Below are records; count how many of their lines contain the word "this" and give the number alone.

(Entries from a dataset of interfaces)

------------------------------------------------------------------------

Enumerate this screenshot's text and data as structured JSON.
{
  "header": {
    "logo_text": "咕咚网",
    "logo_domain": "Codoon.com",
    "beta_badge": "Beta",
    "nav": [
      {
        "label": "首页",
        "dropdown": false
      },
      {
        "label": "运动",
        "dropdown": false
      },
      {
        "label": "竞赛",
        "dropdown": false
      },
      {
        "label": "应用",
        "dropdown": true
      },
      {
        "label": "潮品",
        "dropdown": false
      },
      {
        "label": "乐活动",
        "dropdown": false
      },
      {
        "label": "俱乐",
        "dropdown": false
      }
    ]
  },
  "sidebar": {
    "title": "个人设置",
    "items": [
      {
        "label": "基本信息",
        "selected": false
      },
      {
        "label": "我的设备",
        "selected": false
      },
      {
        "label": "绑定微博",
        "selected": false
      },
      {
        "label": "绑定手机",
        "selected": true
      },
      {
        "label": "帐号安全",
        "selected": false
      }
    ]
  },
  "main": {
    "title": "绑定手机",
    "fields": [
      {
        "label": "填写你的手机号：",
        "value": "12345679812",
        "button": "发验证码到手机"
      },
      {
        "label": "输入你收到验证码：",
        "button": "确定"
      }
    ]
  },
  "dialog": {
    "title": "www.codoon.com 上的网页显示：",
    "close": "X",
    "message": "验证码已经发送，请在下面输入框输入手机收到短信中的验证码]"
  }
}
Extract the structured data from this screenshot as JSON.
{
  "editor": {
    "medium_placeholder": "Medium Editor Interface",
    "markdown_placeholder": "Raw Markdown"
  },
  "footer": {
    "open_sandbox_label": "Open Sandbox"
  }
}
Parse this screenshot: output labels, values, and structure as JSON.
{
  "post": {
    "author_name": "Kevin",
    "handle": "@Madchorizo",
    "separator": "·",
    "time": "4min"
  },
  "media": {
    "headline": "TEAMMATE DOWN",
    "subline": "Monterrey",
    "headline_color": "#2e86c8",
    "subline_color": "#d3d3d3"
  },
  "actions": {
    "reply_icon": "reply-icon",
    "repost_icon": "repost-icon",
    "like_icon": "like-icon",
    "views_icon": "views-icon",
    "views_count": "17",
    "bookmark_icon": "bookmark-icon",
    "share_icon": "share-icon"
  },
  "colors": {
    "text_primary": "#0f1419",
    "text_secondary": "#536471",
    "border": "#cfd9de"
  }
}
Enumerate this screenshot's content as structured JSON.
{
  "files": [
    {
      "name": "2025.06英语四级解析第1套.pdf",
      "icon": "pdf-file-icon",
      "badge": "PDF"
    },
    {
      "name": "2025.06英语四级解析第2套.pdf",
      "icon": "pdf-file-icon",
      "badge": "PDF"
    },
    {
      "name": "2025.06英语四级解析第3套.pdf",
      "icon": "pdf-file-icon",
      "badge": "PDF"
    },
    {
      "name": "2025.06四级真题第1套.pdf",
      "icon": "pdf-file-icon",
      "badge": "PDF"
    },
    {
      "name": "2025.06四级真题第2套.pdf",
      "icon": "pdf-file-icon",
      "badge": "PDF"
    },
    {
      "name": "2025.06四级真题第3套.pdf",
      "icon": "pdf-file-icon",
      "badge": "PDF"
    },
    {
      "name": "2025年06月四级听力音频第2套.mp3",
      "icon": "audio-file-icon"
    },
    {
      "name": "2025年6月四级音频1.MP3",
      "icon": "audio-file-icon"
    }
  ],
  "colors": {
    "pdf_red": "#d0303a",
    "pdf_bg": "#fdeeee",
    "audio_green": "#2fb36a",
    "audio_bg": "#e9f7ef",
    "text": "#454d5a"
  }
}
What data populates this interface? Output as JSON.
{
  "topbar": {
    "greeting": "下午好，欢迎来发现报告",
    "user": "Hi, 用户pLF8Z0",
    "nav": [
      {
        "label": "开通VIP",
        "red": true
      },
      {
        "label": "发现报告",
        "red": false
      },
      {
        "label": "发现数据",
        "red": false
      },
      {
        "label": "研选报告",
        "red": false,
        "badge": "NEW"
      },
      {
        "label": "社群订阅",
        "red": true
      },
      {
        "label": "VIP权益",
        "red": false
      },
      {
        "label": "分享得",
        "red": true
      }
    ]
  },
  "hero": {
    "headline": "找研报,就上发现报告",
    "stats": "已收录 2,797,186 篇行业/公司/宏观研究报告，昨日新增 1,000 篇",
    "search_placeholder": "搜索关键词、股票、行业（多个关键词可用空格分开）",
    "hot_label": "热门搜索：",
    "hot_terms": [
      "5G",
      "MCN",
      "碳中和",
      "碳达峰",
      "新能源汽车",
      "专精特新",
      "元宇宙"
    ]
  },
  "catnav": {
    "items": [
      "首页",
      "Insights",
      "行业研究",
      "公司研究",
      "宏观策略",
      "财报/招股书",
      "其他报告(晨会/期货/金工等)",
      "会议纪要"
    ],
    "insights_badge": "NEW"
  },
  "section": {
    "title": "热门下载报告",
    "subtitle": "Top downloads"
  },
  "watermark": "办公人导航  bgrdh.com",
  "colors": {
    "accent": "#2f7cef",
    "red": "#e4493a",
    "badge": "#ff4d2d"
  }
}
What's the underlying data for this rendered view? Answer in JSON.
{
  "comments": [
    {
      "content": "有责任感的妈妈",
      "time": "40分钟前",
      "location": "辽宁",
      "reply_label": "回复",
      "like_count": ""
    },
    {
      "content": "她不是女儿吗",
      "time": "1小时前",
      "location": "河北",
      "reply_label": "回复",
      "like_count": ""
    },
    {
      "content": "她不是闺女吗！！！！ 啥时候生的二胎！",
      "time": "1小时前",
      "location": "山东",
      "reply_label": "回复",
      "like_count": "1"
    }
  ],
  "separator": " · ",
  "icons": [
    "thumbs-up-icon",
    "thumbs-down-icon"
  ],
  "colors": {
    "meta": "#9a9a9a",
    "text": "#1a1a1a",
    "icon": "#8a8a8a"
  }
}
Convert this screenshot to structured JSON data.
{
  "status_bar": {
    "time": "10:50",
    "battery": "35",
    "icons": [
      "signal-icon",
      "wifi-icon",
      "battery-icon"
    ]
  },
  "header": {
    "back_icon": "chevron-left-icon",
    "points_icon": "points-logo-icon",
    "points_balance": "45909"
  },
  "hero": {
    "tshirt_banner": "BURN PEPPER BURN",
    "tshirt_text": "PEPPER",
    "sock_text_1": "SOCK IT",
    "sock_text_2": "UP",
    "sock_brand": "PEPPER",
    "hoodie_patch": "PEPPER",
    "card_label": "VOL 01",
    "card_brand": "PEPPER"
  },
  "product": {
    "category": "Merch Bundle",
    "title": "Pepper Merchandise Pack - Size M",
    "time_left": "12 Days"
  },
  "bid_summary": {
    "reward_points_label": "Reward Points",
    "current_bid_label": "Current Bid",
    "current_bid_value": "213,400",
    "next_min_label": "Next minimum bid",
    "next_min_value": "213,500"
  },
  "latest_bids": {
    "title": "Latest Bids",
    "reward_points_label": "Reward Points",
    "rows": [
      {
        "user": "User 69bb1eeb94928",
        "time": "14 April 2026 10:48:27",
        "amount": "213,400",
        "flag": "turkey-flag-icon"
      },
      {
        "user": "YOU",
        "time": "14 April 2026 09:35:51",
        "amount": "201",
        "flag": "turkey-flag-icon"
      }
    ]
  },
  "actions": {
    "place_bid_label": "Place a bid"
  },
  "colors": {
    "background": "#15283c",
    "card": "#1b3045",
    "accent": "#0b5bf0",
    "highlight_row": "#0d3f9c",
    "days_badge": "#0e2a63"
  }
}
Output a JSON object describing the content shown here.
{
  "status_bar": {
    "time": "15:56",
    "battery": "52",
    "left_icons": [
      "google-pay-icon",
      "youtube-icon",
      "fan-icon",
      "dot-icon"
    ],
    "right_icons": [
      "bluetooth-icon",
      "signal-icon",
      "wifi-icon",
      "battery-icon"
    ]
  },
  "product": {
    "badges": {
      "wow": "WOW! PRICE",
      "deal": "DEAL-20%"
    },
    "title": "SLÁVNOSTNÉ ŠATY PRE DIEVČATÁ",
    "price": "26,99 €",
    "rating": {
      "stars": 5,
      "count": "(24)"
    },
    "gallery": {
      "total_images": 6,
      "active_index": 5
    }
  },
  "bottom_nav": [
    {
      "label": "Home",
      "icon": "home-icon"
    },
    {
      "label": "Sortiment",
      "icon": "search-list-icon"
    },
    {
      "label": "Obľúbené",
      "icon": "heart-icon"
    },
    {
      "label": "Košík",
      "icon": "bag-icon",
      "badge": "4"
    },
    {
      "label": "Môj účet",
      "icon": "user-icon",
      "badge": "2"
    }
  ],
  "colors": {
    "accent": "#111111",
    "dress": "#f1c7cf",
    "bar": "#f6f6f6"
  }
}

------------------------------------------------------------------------

== TASK RESPONSE ==
7